Exercise: Report how many lines in the records below contain the word "true". Nothing else belongs in the answer.
- - - - - - -
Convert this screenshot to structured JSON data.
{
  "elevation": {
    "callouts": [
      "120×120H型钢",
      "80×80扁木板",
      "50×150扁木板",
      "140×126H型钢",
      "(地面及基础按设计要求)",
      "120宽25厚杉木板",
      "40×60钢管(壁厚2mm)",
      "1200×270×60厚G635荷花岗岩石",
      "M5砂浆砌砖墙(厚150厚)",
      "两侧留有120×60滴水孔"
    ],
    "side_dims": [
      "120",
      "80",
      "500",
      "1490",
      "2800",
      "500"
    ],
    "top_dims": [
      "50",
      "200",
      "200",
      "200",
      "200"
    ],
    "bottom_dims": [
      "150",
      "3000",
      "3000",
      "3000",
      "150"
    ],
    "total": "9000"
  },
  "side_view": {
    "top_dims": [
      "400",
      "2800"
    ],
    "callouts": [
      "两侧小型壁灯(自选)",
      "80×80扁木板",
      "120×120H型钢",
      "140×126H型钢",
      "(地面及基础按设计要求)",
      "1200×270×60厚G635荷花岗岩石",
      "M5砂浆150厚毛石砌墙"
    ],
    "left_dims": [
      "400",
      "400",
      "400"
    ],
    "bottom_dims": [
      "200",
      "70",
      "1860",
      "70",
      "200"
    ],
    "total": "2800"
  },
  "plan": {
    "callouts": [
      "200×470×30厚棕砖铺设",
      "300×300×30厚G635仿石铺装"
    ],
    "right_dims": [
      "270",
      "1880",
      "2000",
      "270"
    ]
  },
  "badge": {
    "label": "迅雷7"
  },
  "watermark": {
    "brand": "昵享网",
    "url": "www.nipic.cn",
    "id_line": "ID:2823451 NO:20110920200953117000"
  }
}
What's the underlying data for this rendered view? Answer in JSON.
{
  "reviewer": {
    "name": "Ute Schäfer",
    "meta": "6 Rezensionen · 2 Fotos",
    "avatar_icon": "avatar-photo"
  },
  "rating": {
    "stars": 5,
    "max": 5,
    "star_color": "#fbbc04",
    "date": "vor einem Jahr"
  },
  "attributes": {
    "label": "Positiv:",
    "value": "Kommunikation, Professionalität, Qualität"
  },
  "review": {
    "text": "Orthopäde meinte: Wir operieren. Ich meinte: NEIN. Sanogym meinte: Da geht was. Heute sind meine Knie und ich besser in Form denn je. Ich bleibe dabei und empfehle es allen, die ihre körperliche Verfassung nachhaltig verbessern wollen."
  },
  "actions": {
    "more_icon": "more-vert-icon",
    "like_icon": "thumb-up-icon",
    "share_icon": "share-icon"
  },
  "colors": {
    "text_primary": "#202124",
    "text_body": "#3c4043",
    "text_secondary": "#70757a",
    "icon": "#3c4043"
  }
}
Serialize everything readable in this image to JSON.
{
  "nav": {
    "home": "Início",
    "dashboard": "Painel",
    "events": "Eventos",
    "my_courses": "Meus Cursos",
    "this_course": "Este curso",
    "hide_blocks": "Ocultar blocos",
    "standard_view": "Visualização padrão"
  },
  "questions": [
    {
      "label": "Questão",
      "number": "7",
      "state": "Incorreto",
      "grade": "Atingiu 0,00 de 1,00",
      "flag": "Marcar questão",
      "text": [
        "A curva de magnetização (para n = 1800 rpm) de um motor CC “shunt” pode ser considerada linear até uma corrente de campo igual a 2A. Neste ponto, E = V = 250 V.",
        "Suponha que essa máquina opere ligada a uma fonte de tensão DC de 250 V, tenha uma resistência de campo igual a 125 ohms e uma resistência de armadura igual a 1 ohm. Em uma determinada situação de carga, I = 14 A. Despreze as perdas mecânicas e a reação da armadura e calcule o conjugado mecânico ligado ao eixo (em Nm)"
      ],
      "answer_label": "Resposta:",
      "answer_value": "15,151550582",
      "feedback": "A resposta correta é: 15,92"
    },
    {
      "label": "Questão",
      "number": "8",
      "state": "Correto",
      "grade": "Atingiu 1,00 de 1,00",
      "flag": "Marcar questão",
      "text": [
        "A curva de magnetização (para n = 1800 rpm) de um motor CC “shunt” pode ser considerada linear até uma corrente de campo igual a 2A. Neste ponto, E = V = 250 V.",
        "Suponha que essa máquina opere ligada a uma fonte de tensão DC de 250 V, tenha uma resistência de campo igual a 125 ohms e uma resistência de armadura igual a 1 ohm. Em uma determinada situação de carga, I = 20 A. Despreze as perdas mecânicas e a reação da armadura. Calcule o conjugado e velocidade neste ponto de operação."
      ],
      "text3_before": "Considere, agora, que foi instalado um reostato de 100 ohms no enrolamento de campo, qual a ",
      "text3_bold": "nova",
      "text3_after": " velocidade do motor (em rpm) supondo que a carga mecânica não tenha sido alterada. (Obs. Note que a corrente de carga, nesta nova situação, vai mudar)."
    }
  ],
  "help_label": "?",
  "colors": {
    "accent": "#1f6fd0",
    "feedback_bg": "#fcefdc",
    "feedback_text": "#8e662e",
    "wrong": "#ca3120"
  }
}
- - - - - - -
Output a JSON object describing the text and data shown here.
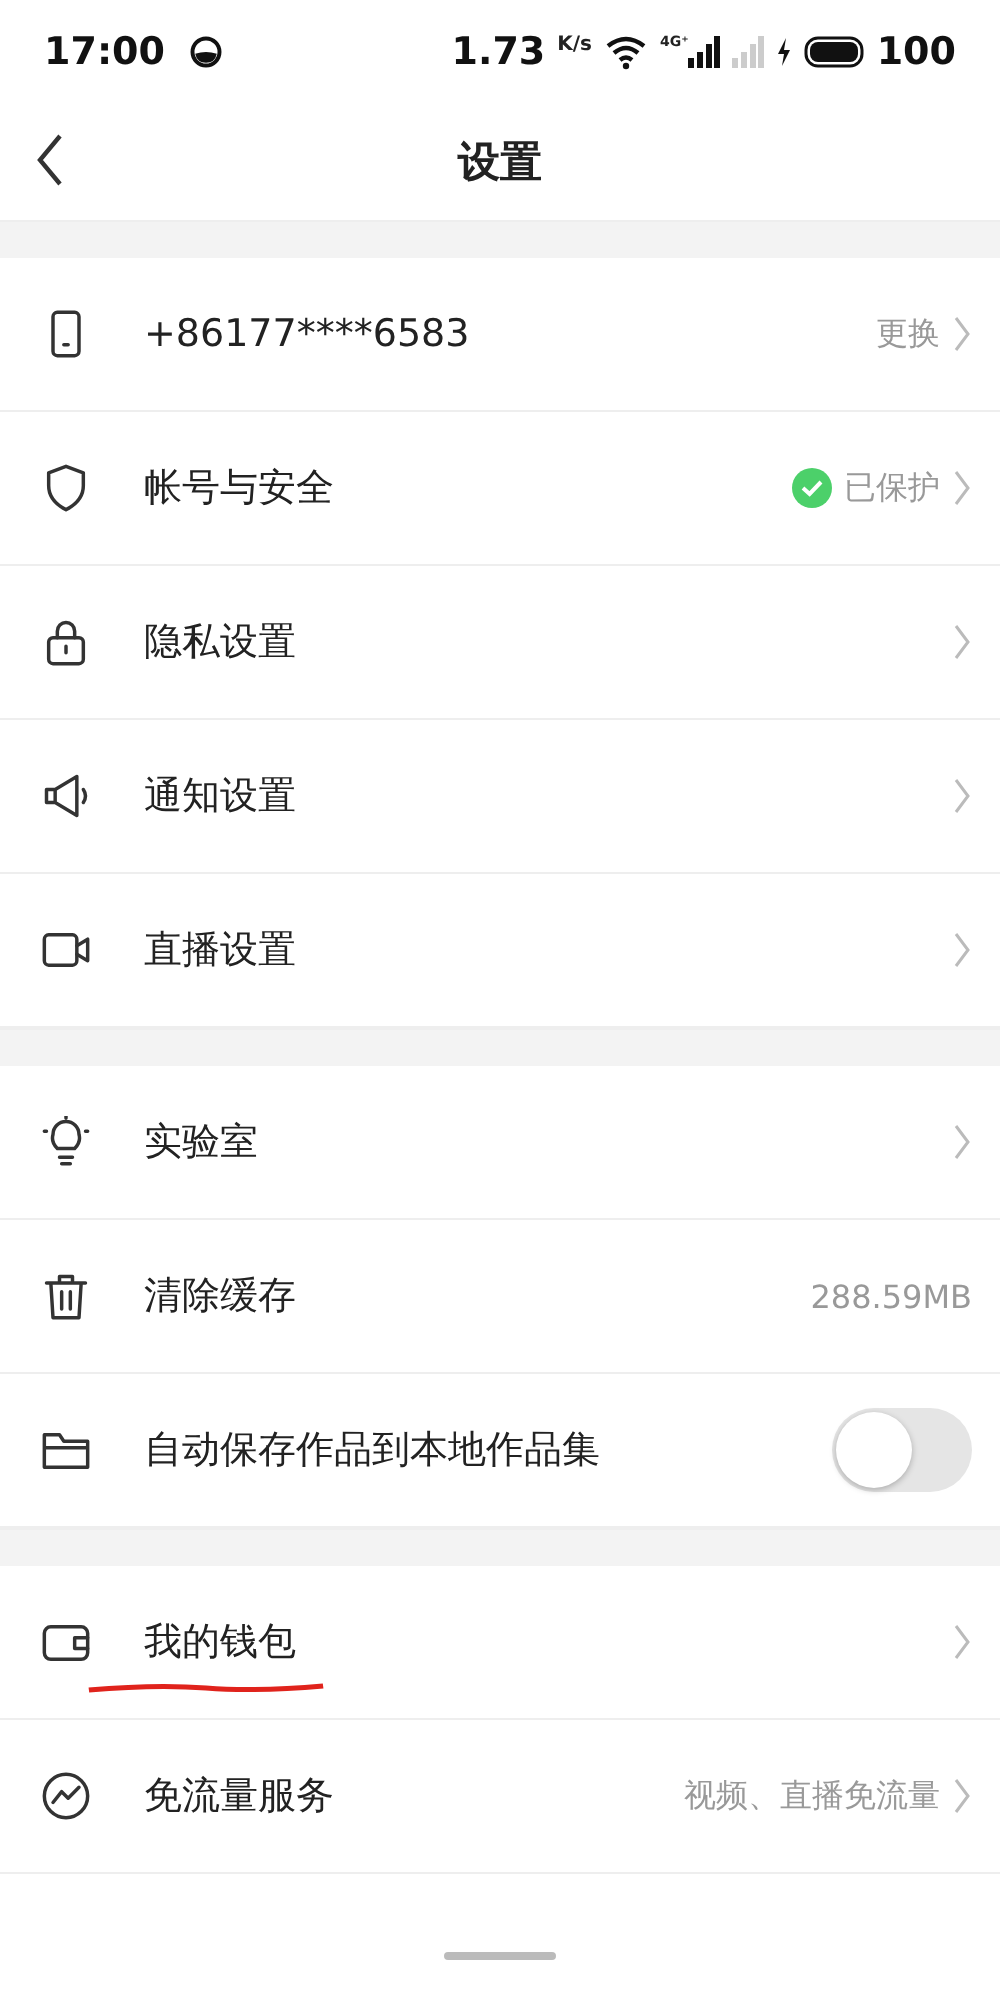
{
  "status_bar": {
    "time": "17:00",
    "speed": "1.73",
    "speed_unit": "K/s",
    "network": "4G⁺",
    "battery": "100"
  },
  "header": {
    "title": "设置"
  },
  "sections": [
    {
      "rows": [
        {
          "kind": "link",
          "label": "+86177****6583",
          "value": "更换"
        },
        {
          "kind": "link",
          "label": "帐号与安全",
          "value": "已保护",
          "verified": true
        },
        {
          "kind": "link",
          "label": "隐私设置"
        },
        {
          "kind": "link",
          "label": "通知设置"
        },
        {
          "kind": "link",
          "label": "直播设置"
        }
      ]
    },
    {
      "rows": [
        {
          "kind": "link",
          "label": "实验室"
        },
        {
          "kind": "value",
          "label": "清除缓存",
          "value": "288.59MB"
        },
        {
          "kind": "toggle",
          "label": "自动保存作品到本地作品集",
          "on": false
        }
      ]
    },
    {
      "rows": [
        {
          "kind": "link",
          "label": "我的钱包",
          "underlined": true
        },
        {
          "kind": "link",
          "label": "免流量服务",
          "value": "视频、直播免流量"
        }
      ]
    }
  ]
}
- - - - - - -
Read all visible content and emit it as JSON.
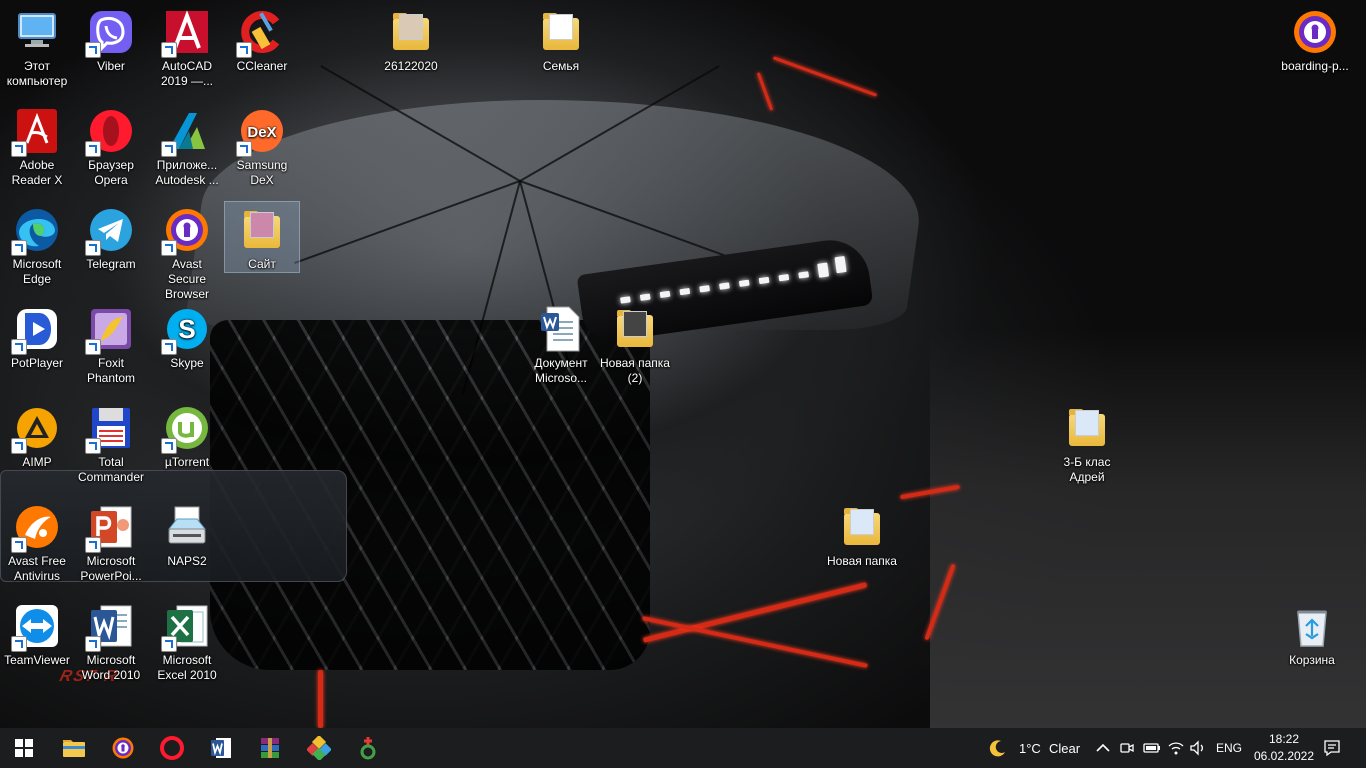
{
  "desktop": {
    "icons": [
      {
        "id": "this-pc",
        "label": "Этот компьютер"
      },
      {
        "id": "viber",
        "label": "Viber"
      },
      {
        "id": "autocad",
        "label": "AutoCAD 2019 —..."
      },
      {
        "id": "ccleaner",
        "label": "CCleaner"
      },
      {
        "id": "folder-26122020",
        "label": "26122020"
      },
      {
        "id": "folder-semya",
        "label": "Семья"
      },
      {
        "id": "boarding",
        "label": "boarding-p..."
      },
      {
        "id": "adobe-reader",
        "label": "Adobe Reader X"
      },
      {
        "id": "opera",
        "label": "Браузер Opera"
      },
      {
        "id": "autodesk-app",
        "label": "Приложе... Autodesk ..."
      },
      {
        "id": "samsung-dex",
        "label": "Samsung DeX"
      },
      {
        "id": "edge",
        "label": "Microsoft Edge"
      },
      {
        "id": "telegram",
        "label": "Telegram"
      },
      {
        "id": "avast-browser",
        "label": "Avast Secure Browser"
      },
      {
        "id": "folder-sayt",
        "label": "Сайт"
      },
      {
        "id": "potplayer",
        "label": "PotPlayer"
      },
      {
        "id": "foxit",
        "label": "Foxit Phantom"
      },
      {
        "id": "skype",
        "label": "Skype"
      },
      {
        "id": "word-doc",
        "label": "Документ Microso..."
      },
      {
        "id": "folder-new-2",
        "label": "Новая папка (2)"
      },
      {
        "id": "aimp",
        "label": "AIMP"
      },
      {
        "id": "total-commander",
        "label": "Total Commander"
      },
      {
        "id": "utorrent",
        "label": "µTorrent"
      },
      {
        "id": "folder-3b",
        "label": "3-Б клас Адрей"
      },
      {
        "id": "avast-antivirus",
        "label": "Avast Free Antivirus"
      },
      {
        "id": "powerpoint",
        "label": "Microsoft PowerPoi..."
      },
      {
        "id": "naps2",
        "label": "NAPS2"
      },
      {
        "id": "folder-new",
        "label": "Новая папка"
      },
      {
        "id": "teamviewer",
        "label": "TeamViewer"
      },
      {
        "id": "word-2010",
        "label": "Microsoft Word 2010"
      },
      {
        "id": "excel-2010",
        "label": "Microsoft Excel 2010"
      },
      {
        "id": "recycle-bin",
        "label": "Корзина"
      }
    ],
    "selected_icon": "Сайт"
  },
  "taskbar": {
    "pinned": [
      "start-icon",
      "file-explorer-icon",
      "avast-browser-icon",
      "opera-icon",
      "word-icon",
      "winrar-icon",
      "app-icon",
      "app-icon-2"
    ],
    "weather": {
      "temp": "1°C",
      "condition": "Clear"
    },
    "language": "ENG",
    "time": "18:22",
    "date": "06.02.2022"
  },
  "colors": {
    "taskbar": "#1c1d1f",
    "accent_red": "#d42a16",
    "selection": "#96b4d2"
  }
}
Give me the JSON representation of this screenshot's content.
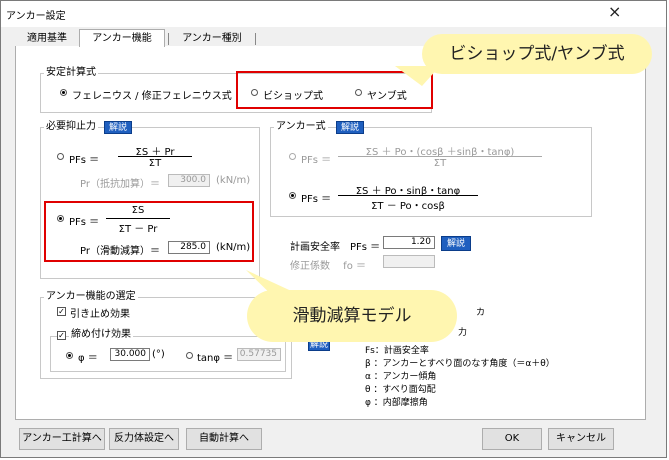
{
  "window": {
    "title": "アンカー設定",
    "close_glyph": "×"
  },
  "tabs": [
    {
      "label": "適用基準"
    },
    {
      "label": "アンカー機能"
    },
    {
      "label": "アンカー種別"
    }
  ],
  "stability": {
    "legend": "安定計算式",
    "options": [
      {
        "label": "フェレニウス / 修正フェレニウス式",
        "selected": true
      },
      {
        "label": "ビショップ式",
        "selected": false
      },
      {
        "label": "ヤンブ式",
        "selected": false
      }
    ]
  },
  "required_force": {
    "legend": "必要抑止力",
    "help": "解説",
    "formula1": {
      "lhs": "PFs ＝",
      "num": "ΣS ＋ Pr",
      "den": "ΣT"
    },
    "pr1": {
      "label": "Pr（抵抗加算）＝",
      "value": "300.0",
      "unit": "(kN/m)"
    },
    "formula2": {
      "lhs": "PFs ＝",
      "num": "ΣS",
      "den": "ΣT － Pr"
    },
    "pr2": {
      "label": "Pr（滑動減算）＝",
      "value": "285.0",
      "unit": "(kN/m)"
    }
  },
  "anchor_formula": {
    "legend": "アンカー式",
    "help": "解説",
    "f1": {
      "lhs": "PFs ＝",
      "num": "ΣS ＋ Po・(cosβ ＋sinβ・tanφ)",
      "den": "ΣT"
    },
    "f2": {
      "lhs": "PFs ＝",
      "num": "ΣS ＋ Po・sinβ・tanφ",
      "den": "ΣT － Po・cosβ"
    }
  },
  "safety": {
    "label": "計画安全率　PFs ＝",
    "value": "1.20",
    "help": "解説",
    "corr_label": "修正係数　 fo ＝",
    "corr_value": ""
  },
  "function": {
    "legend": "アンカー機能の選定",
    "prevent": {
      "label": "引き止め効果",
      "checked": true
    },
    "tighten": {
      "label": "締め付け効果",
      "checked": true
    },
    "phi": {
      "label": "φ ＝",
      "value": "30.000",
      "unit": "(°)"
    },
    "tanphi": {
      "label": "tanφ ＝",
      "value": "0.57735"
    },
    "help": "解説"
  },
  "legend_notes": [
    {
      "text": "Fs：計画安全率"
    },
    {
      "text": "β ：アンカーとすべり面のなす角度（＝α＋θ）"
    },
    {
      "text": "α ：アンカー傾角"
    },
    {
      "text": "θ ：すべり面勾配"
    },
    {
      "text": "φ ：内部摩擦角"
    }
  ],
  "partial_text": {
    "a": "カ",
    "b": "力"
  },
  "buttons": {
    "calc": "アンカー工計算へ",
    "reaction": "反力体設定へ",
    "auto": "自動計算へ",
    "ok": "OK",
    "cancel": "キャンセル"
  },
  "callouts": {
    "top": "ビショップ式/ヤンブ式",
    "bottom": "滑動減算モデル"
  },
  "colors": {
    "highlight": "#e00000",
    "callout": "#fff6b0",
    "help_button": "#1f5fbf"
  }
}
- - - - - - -
Answer section: 5